Against the backdrop of Thatcher’s Britain, the third section chronicles the context of these activities in east London. It centres on the places, institutions and people who advocated for social justice and points to art’s role in community settings: from policy-making in art and education, to the activism of self-organised groups in the fight against racism and wider political struggles.
Notes to Editors
About Whitechapel Gallery
For over a century the Whitechapel Gallery has premiered world class artists from modern masters such as Hannah Höch, Mark Rothko and Frida Kahlo to contemporaries such as Sophie Calle, Lucian Freud, Gilbert & George, Sarah Lucas and William Kentridge. With beautiful galleries, exhibitions, artist commissions, collection displays, historic archives, education resources, inspiring art courses, dining room and bookshop, the Gallery is open all year round, so there is always something free to see. It is a touchstone for contemporary art internationally, plays a central role in London’s cultural landscape and is pivotal to the continued growth of the world’s most vibrant contemporary art quarter.
Opening times: Tuesday – Sunday, 11am – 6pm; Thursdays, 11am – 9pm
Whitechapel Gallery, 77 – 82 Whitechapel High Street, London E1 7QX
T + 44 (0) 20 7522 7888 | E firstname.lastname@example.org | W whitechapelgallery.org
Audience & Communications Officer

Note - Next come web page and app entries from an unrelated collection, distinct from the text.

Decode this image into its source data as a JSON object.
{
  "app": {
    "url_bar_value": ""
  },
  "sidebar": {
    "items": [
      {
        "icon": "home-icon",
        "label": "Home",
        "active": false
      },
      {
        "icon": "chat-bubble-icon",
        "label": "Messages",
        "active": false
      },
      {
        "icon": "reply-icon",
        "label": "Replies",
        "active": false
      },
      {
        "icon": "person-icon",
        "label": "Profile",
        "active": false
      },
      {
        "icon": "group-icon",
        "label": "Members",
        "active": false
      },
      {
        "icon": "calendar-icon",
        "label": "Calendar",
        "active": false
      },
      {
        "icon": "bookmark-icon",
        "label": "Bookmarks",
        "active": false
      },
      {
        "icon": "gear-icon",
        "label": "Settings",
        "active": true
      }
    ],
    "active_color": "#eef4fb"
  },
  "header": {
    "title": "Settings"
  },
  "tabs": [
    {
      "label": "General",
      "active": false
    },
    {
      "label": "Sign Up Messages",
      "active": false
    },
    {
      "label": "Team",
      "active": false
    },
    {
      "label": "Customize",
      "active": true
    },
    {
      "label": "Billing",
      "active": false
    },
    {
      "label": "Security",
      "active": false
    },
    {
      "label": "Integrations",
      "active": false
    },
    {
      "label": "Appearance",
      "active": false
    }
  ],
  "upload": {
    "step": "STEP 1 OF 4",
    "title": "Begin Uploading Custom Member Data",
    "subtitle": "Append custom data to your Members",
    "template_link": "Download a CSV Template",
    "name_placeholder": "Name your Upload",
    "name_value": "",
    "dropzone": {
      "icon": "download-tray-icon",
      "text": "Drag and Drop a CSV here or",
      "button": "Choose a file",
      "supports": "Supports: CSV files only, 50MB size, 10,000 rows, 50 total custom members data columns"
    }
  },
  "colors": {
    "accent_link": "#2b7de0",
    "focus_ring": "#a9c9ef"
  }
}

T +44 (0)207 539 3315
For all other communications enquiries please contact:
T +44 (0)20 7522 7888